May 14, 2013 1:28 PM by Allison Bourne-Vanneck
With the day winding down along Bayou Amy in Henderson, Lieutenant John Bruce and his nephew make their way toward the water.
"I had hung a cross around here somewhere," Lt. John Bruce said.
This is last place John saw his brother James Bruce alive. James' son, Trent, was nine-years-old on that tragic day 12 years ago. John was at St. Martin Sheriff's Office when he got a phone call from his brother, but when he got to the phone, his brother had hung up.
"So we left. It was me and two other co-workers and we left and went searching for him, and we ended up finding him back here on the left. His car was parked at the edge of the tree line, and he was sitting in a chair next to the water. When we found him, he had a shot-gun to his chest, and was just sitting there crying," John Bruce said.
James was a 32-year-old father and military man, and was dealing with financial and marital problems. John spent an hour listening to his brother, and trying to stop James from pulling the trigger.
"He was crying, he was really hurting, he was hurting physically. There was nothing physically wrong with him, but he had so much pain in him that it did not hurt him. And it was right before, right before he pulled the trigger it was like he went at ease. Everything just kind of relaxed and he pulled the trigger," John Bruce said.
John frantically tried to save his brother's life.

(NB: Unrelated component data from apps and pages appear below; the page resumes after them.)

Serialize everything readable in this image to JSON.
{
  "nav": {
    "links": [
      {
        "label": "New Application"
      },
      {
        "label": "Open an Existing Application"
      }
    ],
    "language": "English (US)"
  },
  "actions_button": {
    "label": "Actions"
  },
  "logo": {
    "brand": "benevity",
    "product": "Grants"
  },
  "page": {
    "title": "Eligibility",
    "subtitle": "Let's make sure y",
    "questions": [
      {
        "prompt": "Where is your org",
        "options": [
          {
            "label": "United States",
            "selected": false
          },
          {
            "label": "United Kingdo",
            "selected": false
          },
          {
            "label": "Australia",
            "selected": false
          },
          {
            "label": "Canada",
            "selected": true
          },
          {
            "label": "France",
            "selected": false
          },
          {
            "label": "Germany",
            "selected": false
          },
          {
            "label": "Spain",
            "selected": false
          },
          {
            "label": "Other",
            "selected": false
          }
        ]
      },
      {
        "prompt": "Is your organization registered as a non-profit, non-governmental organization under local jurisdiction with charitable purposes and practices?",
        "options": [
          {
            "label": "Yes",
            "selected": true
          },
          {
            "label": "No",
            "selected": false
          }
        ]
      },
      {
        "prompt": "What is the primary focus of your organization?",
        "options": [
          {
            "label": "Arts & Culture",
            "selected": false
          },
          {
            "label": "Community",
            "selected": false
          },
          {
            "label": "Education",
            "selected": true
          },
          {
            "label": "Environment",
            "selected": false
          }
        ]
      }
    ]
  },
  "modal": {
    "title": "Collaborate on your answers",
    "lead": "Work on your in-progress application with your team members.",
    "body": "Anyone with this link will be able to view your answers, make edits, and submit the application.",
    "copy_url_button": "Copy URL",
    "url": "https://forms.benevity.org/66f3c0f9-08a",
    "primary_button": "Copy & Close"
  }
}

"I went running, I grabbed my first aid kit when I came back I laid him down from the chair, and that's when I opened up his shirt to get to the wound that I...I just froze, I couldn't do anything," John Bruce said.
His co-workers took over, and tried to revive James but couldn't. To this day, John grieves.
"You never stop grieving. When you stop grieving, that's when something is wrong," John Bruce said.
"It hurts, it hurts just as much today as it did years ago," Trent Bruce said.
Trent says anyone contemplating suicide should know it's not the answer.
"You hurt so many more people around you than you realize. Where you think no one cares or anything like that, people do," Trent Bruce said.
"I'm hoping that by telling my story, that people won't think that suicide is taboo. This is a real event that people need to work through, and they need to be there for one another. And they need to realize that there is help available. They just need to reach out for it," John Bruce said.
And know that no matter how dark life may seem, there is a light hope and a future.